Stored data entries —
# # # # # # #

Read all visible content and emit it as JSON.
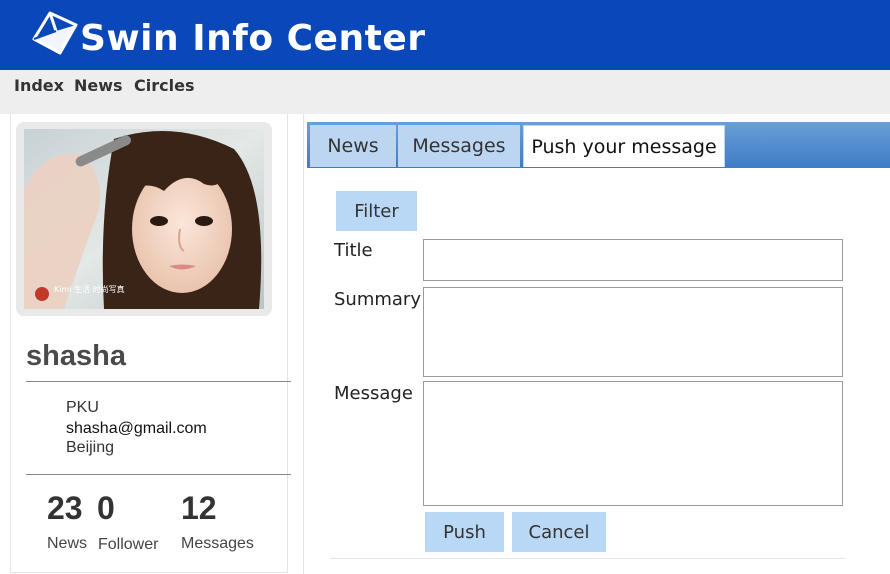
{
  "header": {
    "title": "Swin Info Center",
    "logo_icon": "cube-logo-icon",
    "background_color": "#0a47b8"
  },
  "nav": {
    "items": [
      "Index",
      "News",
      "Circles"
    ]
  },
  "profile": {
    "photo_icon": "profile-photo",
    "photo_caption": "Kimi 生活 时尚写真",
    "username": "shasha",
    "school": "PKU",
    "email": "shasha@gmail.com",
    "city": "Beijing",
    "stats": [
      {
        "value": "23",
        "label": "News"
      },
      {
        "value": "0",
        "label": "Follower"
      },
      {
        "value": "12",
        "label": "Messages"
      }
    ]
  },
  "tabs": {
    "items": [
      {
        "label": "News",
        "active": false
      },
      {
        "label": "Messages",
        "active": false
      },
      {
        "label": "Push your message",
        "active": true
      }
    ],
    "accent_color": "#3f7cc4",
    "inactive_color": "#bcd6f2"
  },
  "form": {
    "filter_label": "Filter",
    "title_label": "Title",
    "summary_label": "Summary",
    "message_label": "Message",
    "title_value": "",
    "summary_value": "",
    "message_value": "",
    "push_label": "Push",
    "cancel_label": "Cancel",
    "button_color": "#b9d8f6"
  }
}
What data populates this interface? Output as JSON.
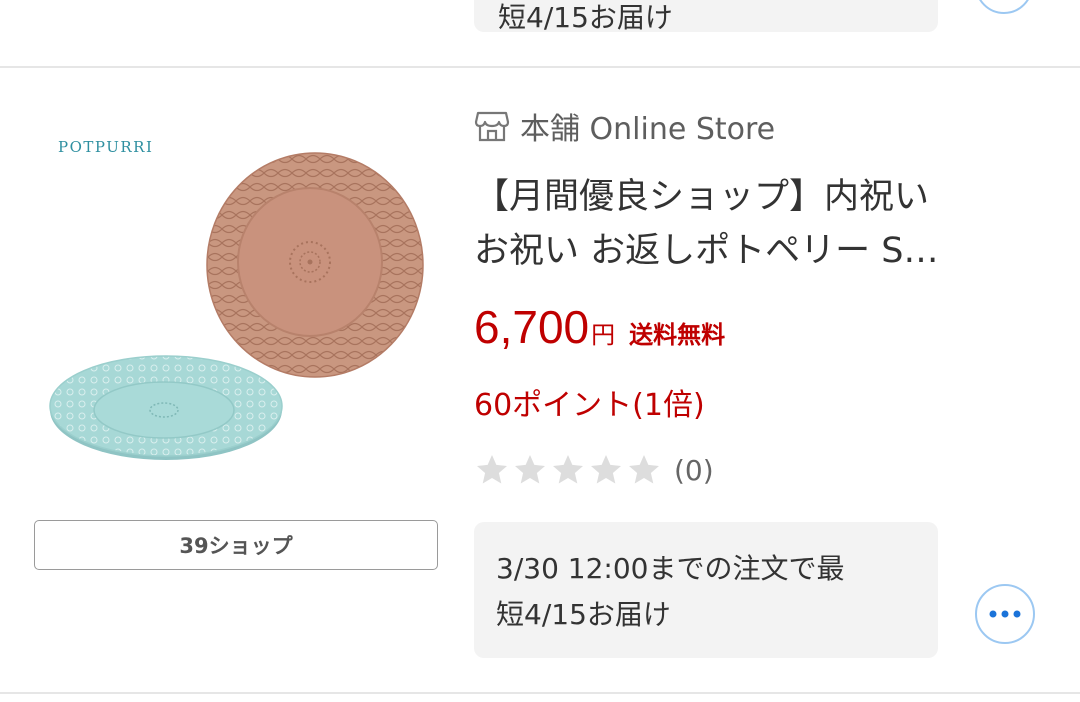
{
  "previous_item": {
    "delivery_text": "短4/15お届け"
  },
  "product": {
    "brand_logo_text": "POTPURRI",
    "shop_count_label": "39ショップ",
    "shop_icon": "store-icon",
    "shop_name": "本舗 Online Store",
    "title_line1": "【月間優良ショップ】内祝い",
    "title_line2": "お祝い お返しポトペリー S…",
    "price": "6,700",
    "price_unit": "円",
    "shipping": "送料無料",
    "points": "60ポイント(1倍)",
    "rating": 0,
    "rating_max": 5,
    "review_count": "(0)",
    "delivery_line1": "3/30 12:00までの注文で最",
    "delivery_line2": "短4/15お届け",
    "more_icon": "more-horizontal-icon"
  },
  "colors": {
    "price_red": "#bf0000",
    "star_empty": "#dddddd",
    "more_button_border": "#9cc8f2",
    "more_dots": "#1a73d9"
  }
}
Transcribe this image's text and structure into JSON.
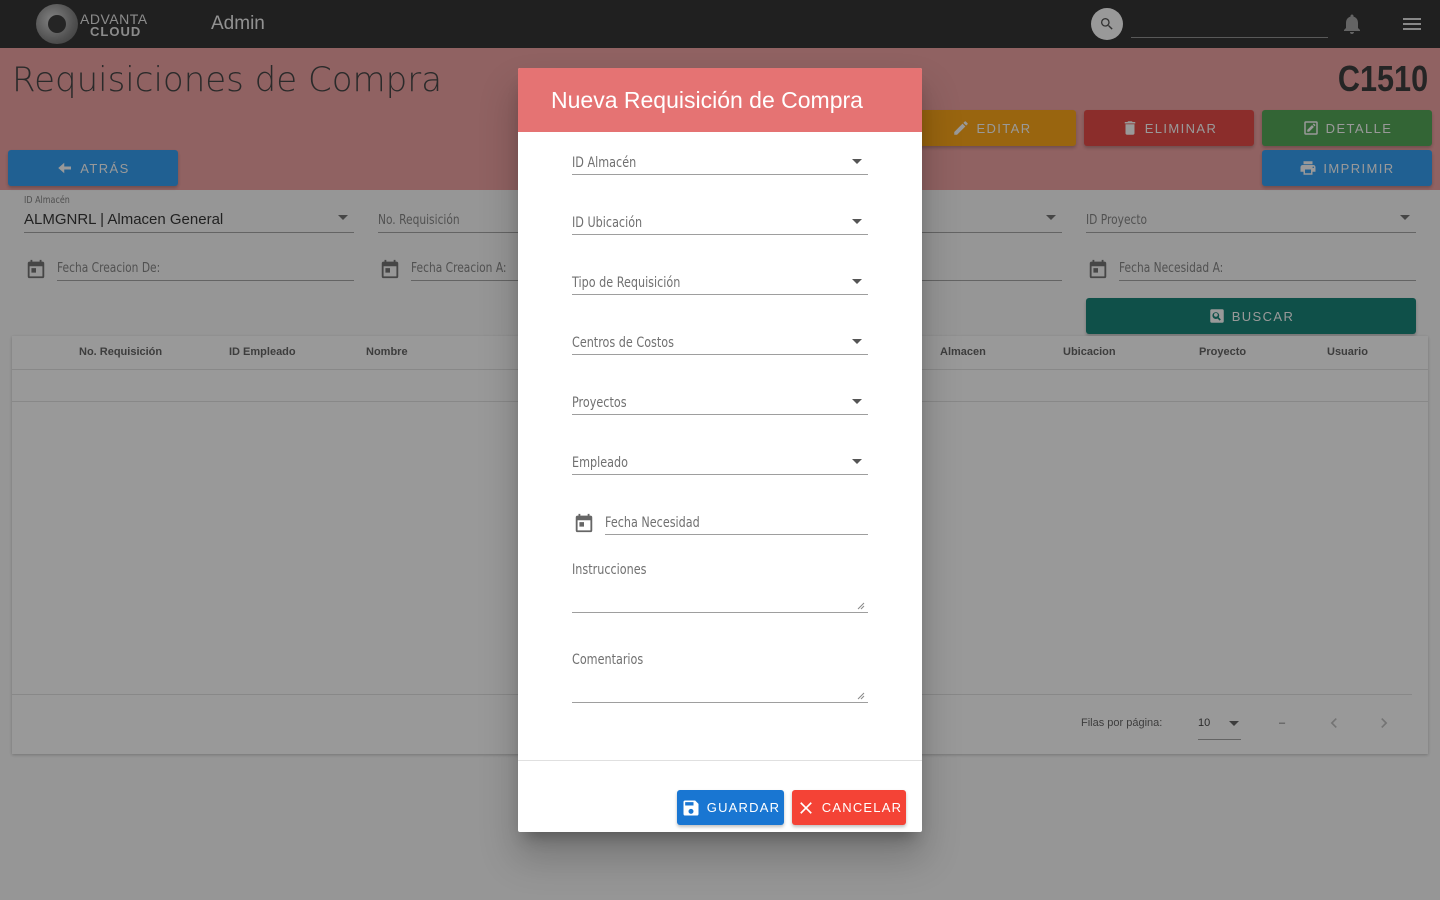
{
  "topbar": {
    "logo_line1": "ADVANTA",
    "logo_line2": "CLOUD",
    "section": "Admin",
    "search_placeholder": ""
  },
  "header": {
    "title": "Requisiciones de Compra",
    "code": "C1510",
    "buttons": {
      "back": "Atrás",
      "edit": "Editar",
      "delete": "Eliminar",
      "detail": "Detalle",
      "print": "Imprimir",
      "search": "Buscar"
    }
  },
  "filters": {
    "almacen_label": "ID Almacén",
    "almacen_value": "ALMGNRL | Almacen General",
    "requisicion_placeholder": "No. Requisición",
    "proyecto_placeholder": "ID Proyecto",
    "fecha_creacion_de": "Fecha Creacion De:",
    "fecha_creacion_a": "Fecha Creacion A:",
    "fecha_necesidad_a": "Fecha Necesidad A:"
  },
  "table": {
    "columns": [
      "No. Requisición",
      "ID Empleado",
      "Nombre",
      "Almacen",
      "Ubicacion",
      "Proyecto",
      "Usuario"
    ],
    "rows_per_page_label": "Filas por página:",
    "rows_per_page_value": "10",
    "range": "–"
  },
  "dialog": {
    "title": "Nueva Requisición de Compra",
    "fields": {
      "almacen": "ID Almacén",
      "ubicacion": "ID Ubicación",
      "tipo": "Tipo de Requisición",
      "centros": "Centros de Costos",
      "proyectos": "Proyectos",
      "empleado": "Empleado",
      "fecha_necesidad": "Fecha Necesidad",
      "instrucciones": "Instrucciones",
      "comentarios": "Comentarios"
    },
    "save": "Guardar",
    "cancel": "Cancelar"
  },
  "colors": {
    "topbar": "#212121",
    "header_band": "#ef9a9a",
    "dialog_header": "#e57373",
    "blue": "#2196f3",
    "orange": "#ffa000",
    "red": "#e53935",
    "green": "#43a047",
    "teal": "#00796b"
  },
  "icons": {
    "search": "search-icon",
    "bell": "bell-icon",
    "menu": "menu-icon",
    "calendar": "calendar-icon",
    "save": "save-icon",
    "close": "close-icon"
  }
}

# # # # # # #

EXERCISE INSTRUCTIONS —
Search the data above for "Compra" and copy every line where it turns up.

RESPONSE AREA —
    "title": "Requisiciones de Compra",
    "title": "Nueva Requisición de Compra",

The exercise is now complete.